Don’t underestimate the importance of Microsoft’s decision to make its own hardware.
For the past thirty years Microsoft has dominated software like no other company. Part of its success was down to working with partners like HP, Dell and Toshiba.
Microsoft’s hardware partners often followed the software giant blindly into battle. They probably see Microsoft’s move into hardware as betrayal. HP says as much out loud. Relations between these companies will never be the same.
Yet the way Microsoft reads the technology business means it has little choice but to damage those long-term relationships.
It needed to make its own hardware for two reasons. First, Microsoft saw that Apple was in danger of eating its lunch. The iPad presented the PC with its first real challenge in 30 years. Making a competitive tablet was Microsoft’s only logical response.
The old Microsoft would have developed a tablet operating system then left partners like HP and Toshiba to build the hardware. I’ve seen tablets from both companies and while they are not without their charms, they are not up to Apple’s standards. And, frankly, they are not as good as Microsoft’s Surfaces.
Microsoft had to get this right. It couldn’t leave the future of technology to its partners, each of whom is struggling with its own long-term strategic problems.
Surface is not Microsoft’s first foray into tablets. There were slate-style pen computers from Microsoft in the early 1990s. Later in that decade there were devices which switched from laptop to slate format.
They were awkward, slow, hard to use devices with mainly rubbish software and unwieldy apps. One bright spot from this era was the wonderful OneNote app.
By the time Apple reinvented the slate format – as the iPad – Microsoft had effectively given up on the pen project.
Say what you like about Microsoft, the company is not stupid. It almost immediately recognised the iPad as threat to its existence, as a way of bypassing its ownership of the link between individual workers and corporate systems. When it moved to address this threat, it simply could not afford to let the project wallow in the mire that dealing with partners can be.
So why do I say Surface threatens Apple like no other tablets? Mainly because Microsoft has taken the tablet format and reinvented it in its own image.
Surface represents a stepping stone between a pure tablet like the iPad and thin, mobile PCs like Ultrabooks. Sure, that may be a backward step in some respects, but Microsoft knows its corporate customers well.

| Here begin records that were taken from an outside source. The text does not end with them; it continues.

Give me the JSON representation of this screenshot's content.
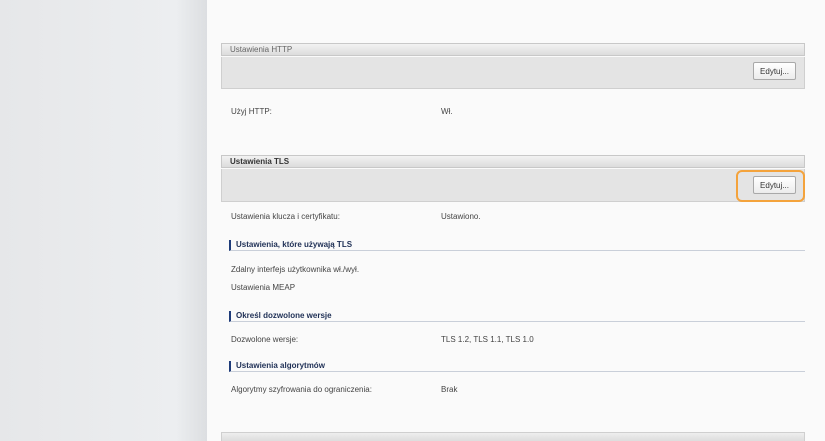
{
  "http_section": {
    "title": "Ustawienia HTTP",
    "edit_label": "Edytuj...",
    "rows": [
      {
        "label": "Użyj HTTP:",
        "value": "Wł."
      }
    ]
  },
  "tls_section": {
    "title": "Ustawienia TLS",
    "edit_label": "Edytuj...",
    "key_row": {
      "label": "Ustawienia klucza i certyfikatu:",
      "value": "Ustawiono."
    },
    "using_tls": {
      "heading": "Ustawienia, które używają TLS",
      "items": [
        "Zdalny interfejs użytkownika wł./wył.",
        "Ustawienia MEAP"
      ]
    },
    "versions": {
      "heading": "Określ dozwolone wersje",
      "label": "Dozwolone wersje:",
      "value": "TLS 1.2, TLS 1.1, TLS 1.0"
    },
    "algorithms": {
      "heading": "Ustawienia algorytmów",
      "label": "Algorytmy szyfrowania do ograniczenia:",
      "value": "Brak"
    }
  },
  "colors": {
    "highlight": "#f4a33c",
    "subhead_accent": "#1f3c7a"
  }
}
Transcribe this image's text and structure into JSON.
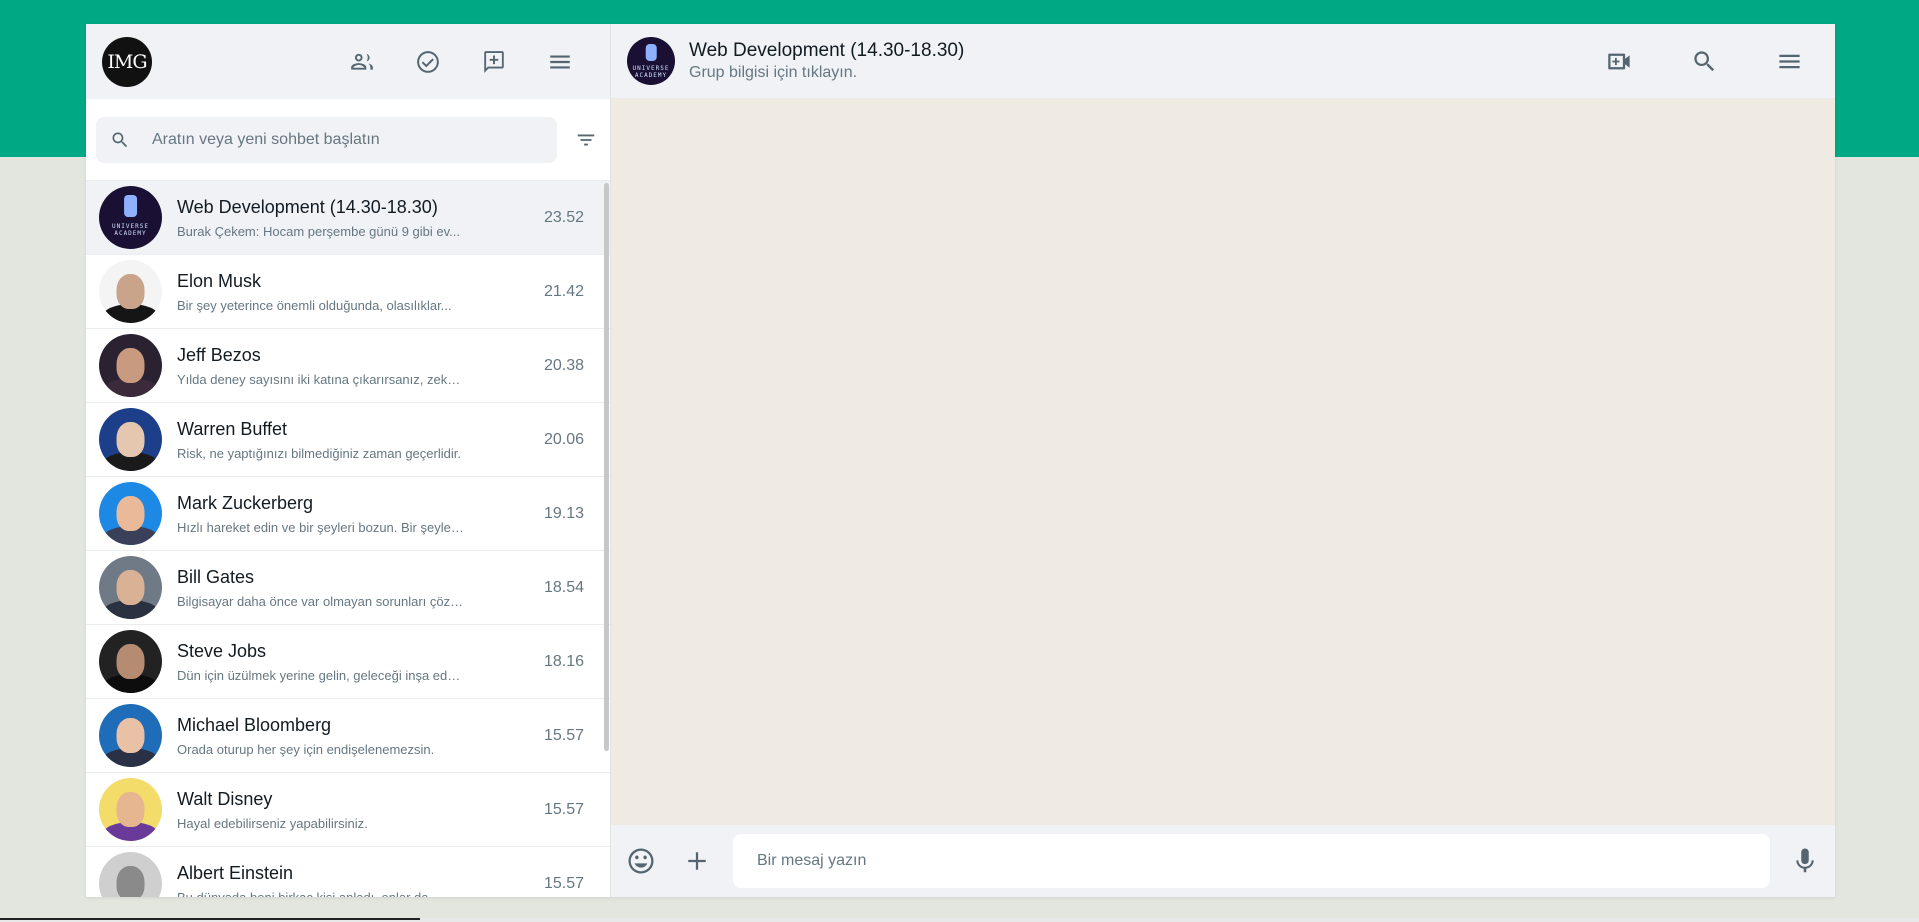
{
  "sidebar": {
    "logo_text": "IMG",
    "actions": [
      {
        "icon": "community-icon"
      },
      {
        "icon": "status-icon"
      },
      {
        "icon": "new-chat-icon"
      },
      {
        "icon": "menu-icon"
      }
    ],
    "search_placeholder": "Aratın veya yeni sohbet başlatın",
    "chats": [
      {
        "name": "Web Development (14.30-18.30)",
        "preview": "Burak Çekem: Hocam perşembe günü 9 gibi ev...",
        "time": "23.52",
        "active": true,
        "avatar_text": "UNIVERSE ACADEMY"
      },
      {
        "name": "Elon Musk",
        "preview": "Bir şey yeterince önemli olduğunda, olasılıklar...",
        "time": "21.42"
      },
      {
        "name": "Jeff Bezos",
        "preview": "Yılda deney sayısını iki katına çıkarırsanız, zekanızı...",
        "time": "20.38"
      },
      {
        "name": "Warren Buffet",
        "preview": "Risk, ne yaptığınızı bilmediğiniz zaman geçerlidir.",
        "time": "20.06"
      },
      {
        "name": "Mark Zuckerberg",
        "preview": "Hızlı hareket edin ve bir şeyleri bozun. Bir şeyleri bo..",
        "time": "19.13"
      },
      {
        "name": "Bill Gates",
        "preview": "Bilgisayar daha önce var olmayan sorunları çözmek...",
        "time": "18.54"
      },
      {
        "name": "Steve Jobs",
        "preview": "Dün için üzülmek yerine gelin, geleceği inşa edelim.",
        "time": "18.16"
      },
      {
        "name": "Michael Bloomberg",
        "preview": "Orada oturup her şey için endişelenemezsin.",
        "time": "15.57"
      },
      {
        "name": "Walt Disney",
        "preview": "Hayal edebilirseniz yapabilirsiniz.",
        "time": "15.57"
      },
      {
        "name": "Albert Einstein",
        "preview": "Bu dünyada beni birkaç kişi anladı, onlar da...",
        "time": "15.57"
      }
    ]
  },
  "conversation": {
    "title": "Web Development (14.30-18.30)",
    "subtitle": "Grup bilgisi için tıklayın.",
    "avatar_text": "UNIVERSE ACADEMY",
    "actions": [
      {
        "icon": "video-call-icon"
      },
      {
        "icon": "search-icon"
      },
      {
        "icon": "menu-icon"
      }
    ]
  },
  "composer": {
    "placeholder": "Bir mesaj yazın",
    "emoji_icon": "emoji-icon",
    "attach_icon": "plus-icon",
    "mic_icon": "mic-icon"
  },
  "colors": {
    "accent": "#00a884",
    "header_bg": "#f0f2f5",
    "chat_bg": "#efeae2"
  }
}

Surface was not designed to appeal to end users – although many swear by the device and I recently found it a more attractive proposition than I expected. The product is ideal for businesses where mobile devices need to fit into existing infrastructure – much of it supplied by Microsoft. It ticks a lot of boxes that have long worried CIOs and other senior managers. It’s a relatively secure device, there’s a low total cost of ownership and there’s less scope for users to trick them out with troublesome, hard-to-support applications although they give users the freedom to easily install Microsoft sanctioned apps.